*** DATASET RECORDS ***
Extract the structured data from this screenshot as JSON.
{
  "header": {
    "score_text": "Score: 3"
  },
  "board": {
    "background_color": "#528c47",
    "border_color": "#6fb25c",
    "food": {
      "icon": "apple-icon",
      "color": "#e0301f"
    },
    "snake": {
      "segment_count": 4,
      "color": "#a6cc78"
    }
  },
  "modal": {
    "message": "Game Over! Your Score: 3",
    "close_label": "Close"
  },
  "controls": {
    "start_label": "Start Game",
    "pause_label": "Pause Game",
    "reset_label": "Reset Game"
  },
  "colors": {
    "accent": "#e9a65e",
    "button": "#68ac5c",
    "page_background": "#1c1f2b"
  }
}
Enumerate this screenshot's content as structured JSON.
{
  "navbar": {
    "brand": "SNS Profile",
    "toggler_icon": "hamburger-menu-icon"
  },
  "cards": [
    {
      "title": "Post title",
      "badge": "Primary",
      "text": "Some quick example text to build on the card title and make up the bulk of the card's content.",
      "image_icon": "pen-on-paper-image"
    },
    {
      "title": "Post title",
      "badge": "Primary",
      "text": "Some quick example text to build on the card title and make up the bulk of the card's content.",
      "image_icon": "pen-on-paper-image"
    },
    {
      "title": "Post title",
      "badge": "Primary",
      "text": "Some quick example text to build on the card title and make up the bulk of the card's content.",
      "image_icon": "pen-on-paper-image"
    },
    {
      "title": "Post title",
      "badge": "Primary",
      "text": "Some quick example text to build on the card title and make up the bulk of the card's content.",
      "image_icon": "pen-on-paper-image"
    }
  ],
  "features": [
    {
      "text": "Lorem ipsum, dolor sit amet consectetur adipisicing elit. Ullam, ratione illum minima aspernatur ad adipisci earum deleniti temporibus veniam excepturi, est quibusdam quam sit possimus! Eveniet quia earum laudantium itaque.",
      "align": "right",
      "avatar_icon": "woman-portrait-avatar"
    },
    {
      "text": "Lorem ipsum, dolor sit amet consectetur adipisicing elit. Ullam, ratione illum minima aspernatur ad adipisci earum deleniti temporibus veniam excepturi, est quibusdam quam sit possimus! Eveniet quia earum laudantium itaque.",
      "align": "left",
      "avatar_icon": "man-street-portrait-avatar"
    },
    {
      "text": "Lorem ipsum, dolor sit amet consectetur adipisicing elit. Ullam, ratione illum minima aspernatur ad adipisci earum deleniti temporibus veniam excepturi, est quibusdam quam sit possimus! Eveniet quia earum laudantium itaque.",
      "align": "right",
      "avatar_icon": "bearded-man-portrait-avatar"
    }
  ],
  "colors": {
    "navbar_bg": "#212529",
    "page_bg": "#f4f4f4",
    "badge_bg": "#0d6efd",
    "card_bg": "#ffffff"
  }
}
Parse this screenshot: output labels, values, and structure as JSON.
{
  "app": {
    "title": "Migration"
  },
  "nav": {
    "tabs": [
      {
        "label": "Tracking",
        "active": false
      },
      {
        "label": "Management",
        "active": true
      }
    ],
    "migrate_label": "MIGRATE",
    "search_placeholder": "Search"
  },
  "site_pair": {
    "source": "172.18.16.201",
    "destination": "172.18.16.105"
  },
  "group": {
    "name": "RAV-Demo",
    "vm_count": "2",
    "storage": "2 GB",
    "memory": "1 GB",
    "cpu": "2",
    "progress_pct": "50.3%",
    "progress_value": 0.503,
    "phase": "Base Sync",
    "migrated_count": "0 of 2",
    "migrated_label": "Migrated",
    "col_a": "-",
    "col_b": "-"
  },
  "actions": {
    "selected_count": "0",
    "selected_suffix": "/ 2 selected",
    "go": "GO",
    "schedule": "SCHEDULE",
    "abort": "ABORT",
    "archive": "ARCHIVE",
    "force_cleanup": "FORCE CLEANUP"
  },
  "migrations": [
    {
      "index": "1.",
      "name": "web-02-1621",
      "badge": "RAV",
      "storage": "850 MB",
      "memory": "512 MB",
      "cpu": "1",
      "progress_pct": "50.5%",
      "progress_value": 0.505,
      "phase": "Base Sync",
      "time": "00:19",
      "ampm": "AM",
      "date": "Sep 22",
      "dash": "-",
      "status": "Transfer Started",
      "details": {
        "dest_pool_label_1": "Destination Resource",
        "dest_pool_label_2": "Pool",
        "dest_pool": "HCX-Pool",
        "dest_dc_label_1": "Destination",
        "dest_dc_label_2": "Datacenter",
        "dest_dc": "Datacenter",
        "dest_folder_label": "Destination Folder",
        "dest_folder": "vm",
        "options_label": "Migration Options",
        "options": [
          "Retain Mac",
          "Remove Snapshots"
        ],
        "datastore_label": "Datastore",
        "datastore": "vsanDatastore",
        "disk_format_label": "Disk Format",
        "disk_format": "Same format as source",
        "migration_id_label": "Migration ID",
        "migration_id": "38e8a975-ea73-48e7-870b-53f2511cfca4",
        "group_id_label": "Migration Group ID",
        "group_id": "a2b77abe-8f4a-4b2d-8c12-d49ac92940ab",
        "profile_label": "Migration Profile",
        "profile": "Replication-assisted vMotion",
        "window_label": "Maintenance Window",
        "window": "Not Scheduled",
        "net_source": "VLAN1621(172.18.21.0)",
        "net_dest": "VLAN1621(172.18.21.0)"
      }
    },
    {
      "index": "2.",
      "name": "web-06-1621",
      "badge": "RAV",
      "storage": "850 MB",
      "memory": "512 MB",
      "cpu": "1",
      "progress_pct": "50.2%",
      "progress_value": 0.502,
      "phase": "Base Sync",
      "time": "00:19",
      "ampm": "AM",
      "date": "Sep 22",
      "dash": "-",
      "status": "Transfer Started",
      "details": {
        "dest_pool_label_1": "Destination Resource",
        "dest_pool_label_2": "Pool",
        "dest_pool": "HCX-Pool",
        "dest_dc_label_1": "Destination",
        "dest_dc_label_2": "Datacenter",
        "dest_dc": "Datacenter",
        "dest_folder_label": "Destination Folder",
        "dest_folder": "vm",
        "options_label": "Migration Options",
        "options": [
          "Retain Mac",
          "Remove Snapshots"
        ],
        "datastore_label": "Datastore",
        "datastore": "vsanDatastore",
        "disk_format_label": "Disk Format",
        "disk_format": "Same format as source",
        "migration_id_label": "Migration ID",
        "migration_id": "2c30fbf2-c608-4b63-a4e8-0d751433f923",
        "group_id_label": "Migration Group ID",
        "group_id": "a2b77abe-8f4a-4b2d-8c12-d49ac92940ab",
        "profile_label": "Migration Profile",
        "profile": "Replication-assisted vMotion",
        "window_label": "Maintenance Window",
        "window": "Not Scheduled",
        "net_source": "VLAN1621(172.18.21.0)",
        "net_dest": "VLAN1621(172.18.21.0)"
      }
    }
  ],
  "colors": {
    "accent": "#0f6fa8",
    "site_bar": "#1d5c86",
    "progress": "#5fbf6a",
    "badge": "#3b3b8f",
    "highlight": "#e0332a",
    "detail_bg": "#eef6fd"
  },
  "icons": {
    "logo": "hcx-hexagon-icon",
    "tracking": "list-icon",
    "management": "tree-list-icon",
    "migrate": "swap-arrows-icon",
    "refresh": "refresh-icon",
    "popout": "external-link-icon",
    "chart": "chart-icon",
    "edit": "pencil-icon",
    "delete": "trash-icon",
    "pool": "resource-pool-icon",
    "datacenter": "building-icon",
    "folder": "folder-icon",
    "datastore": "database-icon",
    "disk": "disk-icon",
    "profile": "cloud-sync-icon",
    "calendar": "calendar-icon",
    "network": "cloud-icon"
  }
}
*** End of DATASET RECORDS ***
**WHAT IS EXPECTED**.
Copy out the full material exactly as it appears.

**YOUR RESPONSE**.
Extract the structured data from this screenshot as JSON.
{
  "header": {
    "score_text": "Score: 3"
  },
  "board": {
    "background_color": "#528c47",
    "border_color": "#6fb25c",
    "food": {
      "icon": "apple-icon",
      "color": "#e0301f"
    },
    "snake": {
      "segment_count": 4,
      "color": "#a6cc78"
    }
  },
  "modal": {
    "message": "Game Over! Your Score: 3",
    "close_label": "Close"
  },
  "controls": {
    "start_label": "Start Game",
    "pause_label": "Pause Game",
    "reset_label": "Reset Game"
  },
  "colors": {
    "accent": "#e9a65e",
    "button": "#68ac5c",
    "page_background": "#1c1f2b"
  }
}
Enumerate this screenshot's content as structured JSON.
{
  "navbar": {
    "brand": "SNS Profile",
    "toggler_icon": "hamburger-menu-icon"
  },
  "cards": [
    {
      "title": "Post title",
      "badge": "Primary",
      "text": "Some quick example text to build on the card title and make up the bulk of the card's content.",
      "image_icon": "pen-on-paper-image"
    },
    {
      "title": "Post title",
      "badge": "Primary",
      "text": "Some quick example text to build on the card title and make up the bulk of the card's content.",
      "image_icon": "pen-on-paper-image"
    },
    {
      "title": "Post title",
      "badge": "Primary",
      "text": "Some quick example text to build on the card title and make up the bulk of the card's content.",
      "image_icon": "pen-on-paper-image"
    },
    {
      "title": "Post title",
      "badge": "Primary",
      "text": "Some quick example text to build on the card title and make up the bulk of the card's content.",
      "image_icon": "pen-on-paper-image"
    }
  ],
  "features": [
    {
      "text": "Lorem ipsum, dolor sit amet consectetur adipisicing elit. Ullam, ratione illum minima aspernatur ad adipisci earum deleniti temporibus veniam excepturi, est quibusdam quam sit possimus! Eveniet quia earum laudantium itaque.",
      "align": "right",
      "avatar_icon": "woman-portrait-avatar"
    },
    {
      "text": "Lorem ipsum, dolor sit amet consectetur adipisicing elit. Ullam, ratione illum minima aspernatur ad adipisci earum deleniti temporibus veniam excepturi, est quibusdam quam sit possimus! Eveniet quia earum laudantium itaque.",
      "align": "left",
      "avatar_icon": "man-street-portrait-avatar"
    },
    {
      "text": "Lorem ipsum, dolor sit amet consectetur adipisicing elit. Ullam, ratione illum minima aspernatur ad adipisci earum deleniti temporibus veniam excepturi, est quibusdam quam sit possimus! Eveniet quia earum laudantium itaque.",
      "align": "right",
      "avatar_icon": "bearded-man-portrait-avatar"
    }
  ],
  "colors": {
    "navbar_bg": "#212529",
    "page_bg": "#f4f4f4",
    "badge_bg": "#0d6efd",
    "card_bg": "#ffffff"
  }
}
Parse this screenshot: output labels, values, and structure as JSON.
{
  "app": {
    "title": "Migration"
  },
  "nav": {
    "tabs": [
      {
        "label": "Tracking",
        "active": false
      },
      {
        "label": "Management",
        "active": true
      }
    ],
    "migrate_label": "MIGRATE",
    "search_placeholder": "Search"
  },
  "site_pair": {
    "source": "172.18.16.201",
    "destination": "172.18.16.105"
  },
  "group": {
    "name": "RAV-Demo",
    "vm_count": "2",
    "storage": "2 GB",
    "memory": "1 GB",
    "cpu": "2",
    "progress_pct": "50.3%",
    "progress_value": 0.503,
    "phase": "Base Sync",
    "migrated_count": "0 of 2",
    "migrated_label": "Migrated",
    "col_a": "-",
    "col_b": "-"
  },
  "actions": {
    "selected_count": "0",
    "selected_suffix": "/ 2 selected",
    "go": "GO",
    "schedule": "SCHEDULE",
    "abort": "ABORT",
    "archive": "ARCHIVE",
    "force_cleanup": "FORCE CLEANUP"
  },
  "migrations": [
    {
      "index": "1.",
      "name": "web-02-1621",
      "badge": "RAV",
      "storage": "850 MB",
      "memory": "512 MB",
      "cpu": "1",
      "progress_pct": "50.5%",
      "progress_value": 0.505,
      "phase": "Base Sync",
      "time": "00:19",
      "ampm": "AM",
      "date": "Sep 22",
      "dash": "-",
      "status": "Transfer Started",
      "details": {
        "dest_pool_label_1": "Destination Resource",
        "dest_pool_label_2": "Pool",
        "dest_pool": "HCX-Pool",
        "dest_dc_label_1": "Destination",
        "dest_dc_label_2": "Datacenter",
        "dest_dc": "Datacenter",
        "dest_folder_label": "Destination Folder",
        "dest_folder": "vm",
        "options_label": "Migration Options",
        "options": [
          "Retain Mac",
          "Remove Snapshots"
        ],
        "datastore_label": "Datastore",
        "datastore": "vsanDatastore",
        "disk_format_label": "Disk Format",
        "disk_format": "Same format as source",
        "migration_id_label": "Migration ID",
        "migration_id": "38e8a975-ea73-48e7-870b-53f2511cfca4",
        "group_id_label": "Migration Group ID",
        "group_id": "a2b77abe-8f4a-4b2d-8c12-d49ac92940ab",
        "profile_label": "Migration Profile",
        "profile": "Replication-assisted vMotion",
        "window_label": "Maintenance Window",
        "window": "Not Scheduled",
        "net_source": "VLAN1621(172.18.21.0)",
        "net_dest": "VLAN1621(172.18.21.0)"
      }
    },
    {
      "index": "2.",
      "name": "web-06-1621",
      "badge": "RAV",
      "storage": "850 MB",
      "memory": "512 MB",
      "cpu": "1",
      "progress_pct": "50.2%",
      "progress_value": 0.502,
      "phase": "Base Sync",
      "time": "00:19",
      "ampm": "AM",
      "date": "Sep 22",
      "dash": "-",
      "status": "Transfer Started",
      "details": {
        "dest_pool_label_1": "Destination Resource",
        "dest_pool_label_2": "Pool",
        "dest_pool": "HCX-Pool",
        "dest_dc_label_1": "Destination",
        "dest_dc_label_2": "Datacenter",
        "dest_dc": "Datacenter",
        "dest_folder_label": "Destination Folder",
        "dest_folder": "vm",
        "options_label": "Migration Options",
        "options": [
          "Retain Mac",
          "Remove Snapshots"
        ],
        "datastore_label": "Datastore",
        "datastore": "vsanDatastore",
        "disk_format_label": "Disk Format",
        "disk_format": "Same format as source",
        "migration_id_label": "Migration ID",
        "migration_id": "2c30fbf2-c608-4b63-a4e8-0d751433f923",
        "group_id_label": "Migration Group ID",
        "group_id": "a2b77abe-8f4a-4b2d-8c12-d49ac92940ab",
        "profile_label": "Migration Profile",
        "profile": "Replication-assisted vMotion",
        "window_label": "Maintenance Window",
        "window": "Not Scheduled",
        "net_source": "VLAN1621(172.18.21.0)",
        "net_dest": "VLAN1621(172.18.21.0)"
      }
    }
  ],
  "colors": {
    "accent": "#0f6fa8",
    "site_bar": "#1d5c86",
    "progress": "#5fbf6a",
    "badge": "#3b3b8f",
    "highlight": "#e0332a",
    "detail_bg": "#eef6fd"
  },
  "icons": {
    "logo": "hcx-hexagon-icon",
    "tracking": "list-icon",
    "management": "tree-list-icon",
    "migrate": "swap-arrows-icon",
    "refresh": "refresh-icon",
    "popout": "external-link-icon",
    "chart": "chart-icon",
    "edit": "pencil-icon",
    "delete": "trash-icon",
    "pool": "resource-pool-icon",
    "datacenter": "building-icon",
    "folder": "folder-icon",
    "datastore": "database-icon",
    "disk": "disk-icon",
    "profile": "cloud-sync-icon",
    "calendar": "calendar-icon",
    "network": "cloud-icon"
  }
}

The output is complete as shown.